═══ Supplied data ═══
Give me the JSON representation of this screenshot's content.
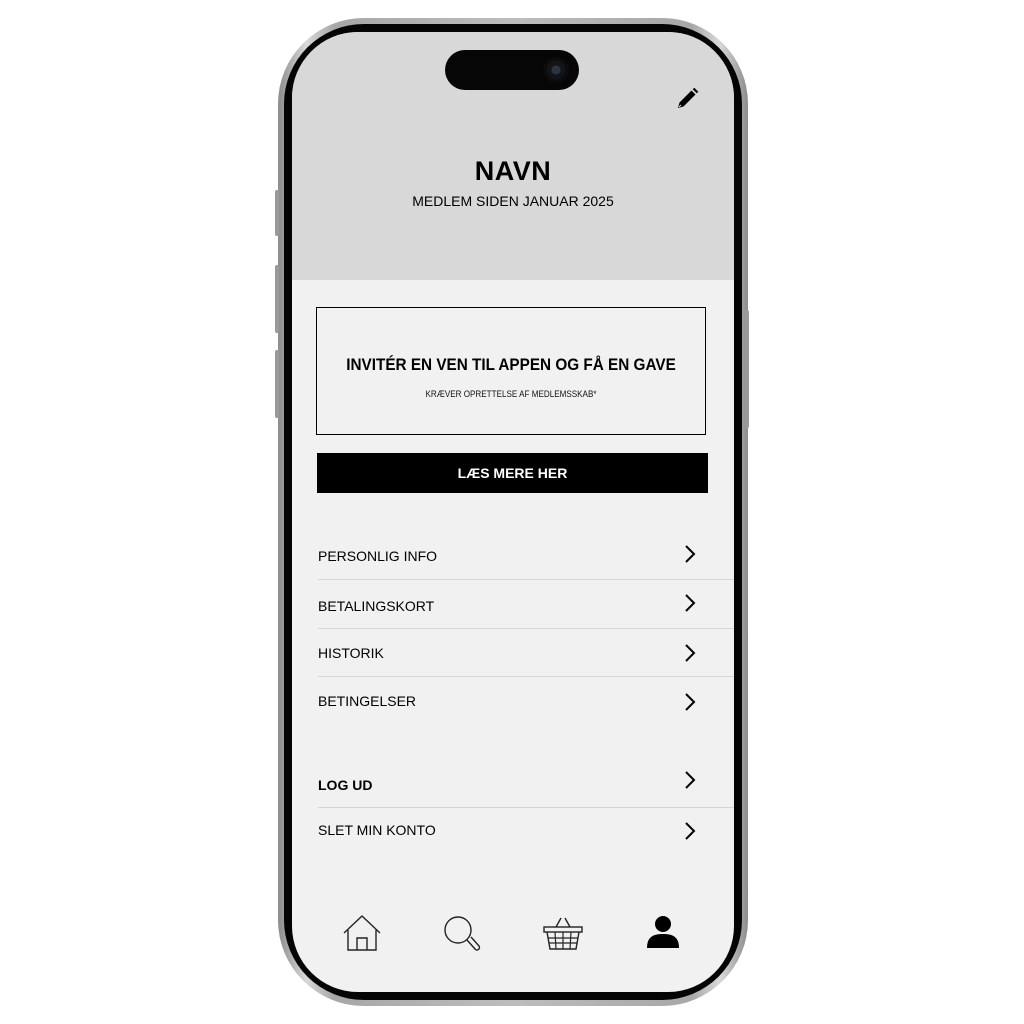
{
  "profile": {
    "name": "NAVN",
    "member_since": "MEDLEM SIDEN JANUAR 2025"
  },
  "invite": {
    "title": "INVITÉR EN VEN TIL APPEN OG FÅ EN GAVE",
    "subtitle": "KRÆVER OPRETTELSE AF MEDLEMSSKAB*",
    "button_label": "LÆS MERE HER"
  },
  "menu": {
    "items": [
      {
        "label": "PERSONLIG INFO"
      },
      {
        "label": "BETALINGSKORT"
      },
      {
        "label": "HISTORIK"
      },
      {
        "label": "BETINGELSER"
      }
    ],
    "account_items": [
      {
        "label": "LOG UD"
      },
      {
        "label": "SLET MIN KONTO"
      }
    ]
  },
  "tabbar": {
    "tabs": [
      {
        "icon": "home-icon"
      },
      {
        "icon": "search-icon"
      },
      {
        "icon": "basket-icon"
      },
      {
        "icon": "profile-icon",
        "active": true
      }
    ]
  },
  "colors": {
    "header_bg": "#d8d8d8",
    "screen_bg": "#f1f1f1",
    "accent": "#000000"
  }
}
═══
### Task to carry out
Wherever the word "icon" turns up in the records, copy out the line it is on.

### Written solution
        "icon": "home-icon"
        "icon": "search-icon"
        "icon": "basket-icon"
        "icon": "profile-icon",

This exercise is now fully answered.